Facebook’s chief operating officer, Sheryl Sandberg, said Thursday in an interview with PBS that the company isn’t “just open to regulation — we’re moving ahead of it." She said that even if the bill doesn’t pass, “We have already built the tool. It’s live in Canada. It will be live in the U.S. before the election.”
Zuckerberg on Friday announced two new efforts, one requiring advertisers of political or issue ads to be verified and another requiring people who manage pages with large followings to be verified.
When it comes to privacy proposals, such as a bill by Rep. Marsha Blackburn, R-Tenn., that would require companies like Google and Facebook to get a user’s consent before sharing some data, Facebook has a record of pushing back.
For the company’s position on the measure, a company spokesman who declined to be named on Friday pointed to a statement last May by the Internet Association, saying the bill could “upend the consumer experience online and stifle innovation.”
Ernesto Falcon, legislative counsel with the Electronic Frontier Foundation, an advocate for online privacy, says he’s skeptical Facebook will support new disclosures or tough privacy rules for the industry, based on his observations of the company’s lobbying in Sacramento.
Working through the Internet Association, Facebook and Google launched an “11th hour opposition” to a cable and telephone privacy measure in September 2017, which did not pass, he said. For Facebook, the measure would have affected “nothing they have,” Falcon said, adding that the company worked behind the scenes to sow concerns.
“They’re the big technology company that had nothing at stake, but it seems like the concern from them was the moment you raise standards for one set of industries, they’ll raise standards on them," he said.
Falcon said he’ll be watching to see what Facebook does after the Zuckerberg hearings and how the company goes about implementing its pledge to make new European privacy standards global.

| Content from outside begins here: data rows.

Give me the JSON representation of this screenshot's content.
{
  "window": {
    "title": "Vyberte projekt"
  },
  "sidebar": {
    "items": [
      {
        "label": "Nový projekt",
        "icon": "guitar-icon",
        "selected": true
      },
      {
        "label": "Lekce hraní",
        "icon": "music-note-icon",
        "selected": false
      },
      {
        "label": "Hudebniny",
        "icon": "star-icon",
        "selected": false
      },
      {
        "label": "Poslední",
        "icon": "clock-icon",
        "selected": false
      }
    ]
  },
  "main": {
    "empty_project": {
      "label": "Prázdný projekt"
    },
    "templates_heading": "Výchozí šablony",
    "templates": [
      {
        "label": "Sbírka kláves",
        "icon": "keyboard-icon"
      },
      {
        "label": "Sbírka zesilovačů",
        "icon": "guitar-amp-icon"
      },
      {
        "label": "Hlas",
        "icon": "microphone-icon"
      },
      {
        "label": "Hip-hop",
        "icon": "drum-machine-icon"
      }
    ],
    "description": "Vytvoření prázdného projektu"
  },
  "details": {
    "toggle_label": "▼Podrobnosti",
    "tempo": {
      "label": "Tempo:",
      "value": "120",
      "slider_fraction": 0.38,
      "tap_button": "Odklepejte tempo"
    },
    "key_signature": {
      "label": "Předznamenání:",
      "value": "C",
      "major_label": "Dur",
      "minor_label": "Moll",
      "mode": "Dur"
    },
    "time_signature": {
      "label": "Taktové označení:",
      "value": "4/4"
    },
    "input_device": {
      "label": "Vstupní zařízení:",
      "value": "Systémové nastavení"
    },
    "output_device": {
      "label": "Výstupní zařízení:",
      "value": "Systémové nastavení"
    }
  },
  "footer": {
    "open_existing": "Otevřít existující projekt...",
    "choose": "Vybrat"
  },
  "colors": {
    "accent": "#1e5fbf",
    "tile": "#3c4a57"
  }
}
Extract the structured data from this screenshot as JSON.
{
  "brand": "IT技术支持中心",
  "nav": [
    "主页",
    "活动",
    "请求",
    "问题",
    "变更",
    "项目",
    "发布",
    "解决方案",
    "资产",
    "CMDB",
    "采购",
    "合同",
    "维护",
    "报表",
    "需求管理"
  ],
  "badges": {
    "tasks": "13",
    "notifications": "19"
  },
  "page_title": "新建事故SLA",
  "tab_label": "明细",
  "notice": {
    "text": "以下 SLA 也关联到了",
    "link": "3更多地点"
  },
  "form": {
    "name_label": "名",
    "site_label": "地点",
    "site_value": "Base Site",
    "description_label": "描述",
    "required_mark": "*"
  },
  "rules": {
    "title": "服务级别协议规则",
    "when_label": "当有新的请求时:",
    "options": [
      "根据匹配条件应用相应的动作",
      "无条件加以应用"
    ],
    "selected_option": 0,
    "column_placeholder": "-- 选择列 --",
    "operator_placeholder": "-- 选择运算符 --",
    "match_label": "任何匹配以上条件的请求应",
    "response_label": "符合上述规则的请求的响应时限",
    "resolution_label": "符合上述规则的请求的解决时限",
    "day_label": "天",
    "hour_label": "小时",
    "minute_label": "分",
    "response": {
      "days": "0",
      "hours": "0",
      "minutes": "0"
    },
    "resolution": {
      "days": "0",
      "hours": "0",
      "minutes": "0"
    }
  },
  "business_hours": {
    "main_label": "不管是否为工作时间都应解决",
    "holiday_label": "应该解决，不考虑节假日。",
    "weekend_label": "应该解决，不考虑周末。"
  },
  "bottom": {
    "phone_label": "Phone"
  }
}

“They’re making a lot of commitments,” he said. “We’ll see if it’s all just words.”
— Alan K. Ota contributed to this report.